- There does not seem to be much point in requiring Mr Scroope to apply to join this proceeding as an applicant in reliance on s 237 of the Act and cause further expense to both Mr Scroope and the respondent, if the ultimate outcome is that the statutory demand is set aside. I will give the parties an opportunity to consider these reasons. On the face of the financial statements of the trust, the respondent is entitled to pursue her claim to be repaid the loan to the trust, but in a proceeding that allows the reality of the dispute between the members of the applicant to be canvassed properly. I would not be inclined to make any costs order in favour of the respondent, because of her choosing an inappropriate process for pursuing repayment of the loan, but Mr Scroope had no authority to commence this proceeding on behalf of the applicant. If the parties are agreeable, I propose that on the undertaking of Mr Scroope to indemnify the applicant for its costs of the proceeding, the creditor’s statutory demand dated 5 September 2018 is set aside and that there be no order as to the costs of the application. In the meantime, I will adjourn the further hearing on the terms of the orders to be made to reflect these reasons to a date to be fixed.
- After I published the above reasons, it was not necessary to adjourn the further hearing on the terms of the orders, as all parties concurred to my making the first order that I proposed in the preceding paragraph. In relation to costs, the respondent did not wish to be heard on the proposed order that there be no order as to costs. I was not persuaded by the applicant (and Mr Scroope) to change the provisional view I had reached on costs. Although I found that the respondent’s issuing of the statutory demand was an abuse of process, the applicant was unsuccessful in disputing the debt and increased the costs by the material adduced to support that unsuccessful argument.
- I therefore make the following orders.
- Upon the undertaking of Mr Scroope to indemnify the applicant for the costs of the proceeding, the creditor’s statutory demand dated 5 September 2018 is set aside.
- No order as to the costs of the application.
- Published Case Name:
Re: CSSC (Qld) Pty Ltd
- Shortened Case Name:
Re CSSC (Qld) Pty Ltd
 QSC 282
03 Dec 2018

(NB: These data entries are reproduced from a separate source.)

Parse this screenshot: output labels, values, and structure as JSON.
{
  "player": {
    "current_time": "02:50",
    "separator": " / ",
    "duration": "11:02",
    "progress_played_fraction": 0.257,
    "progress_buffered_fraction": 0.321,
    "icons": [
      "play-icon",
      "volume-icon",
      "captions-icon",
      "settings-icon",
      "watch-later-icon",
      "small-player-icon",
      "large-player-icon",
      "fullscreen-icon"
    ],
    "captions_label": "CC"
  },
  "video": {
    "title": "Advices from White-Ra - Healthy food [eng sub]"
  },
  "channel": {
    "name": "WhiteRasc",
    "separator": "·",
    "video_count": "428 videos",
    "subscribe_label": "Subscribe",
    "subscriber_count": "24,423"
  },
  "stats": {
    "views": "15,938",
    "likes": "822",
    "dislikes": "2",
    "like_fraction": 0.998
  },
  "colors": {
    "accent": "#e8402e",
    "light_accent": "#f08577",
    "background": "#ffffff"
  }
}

- White Star Case:
|Event||Citation or File||Date||Notes|
|Primary Judgment|| QSC 282||03 Dec 2018||Application to set aside statutory demand granted (upon undertaking to indemnify costs): Mullins J.|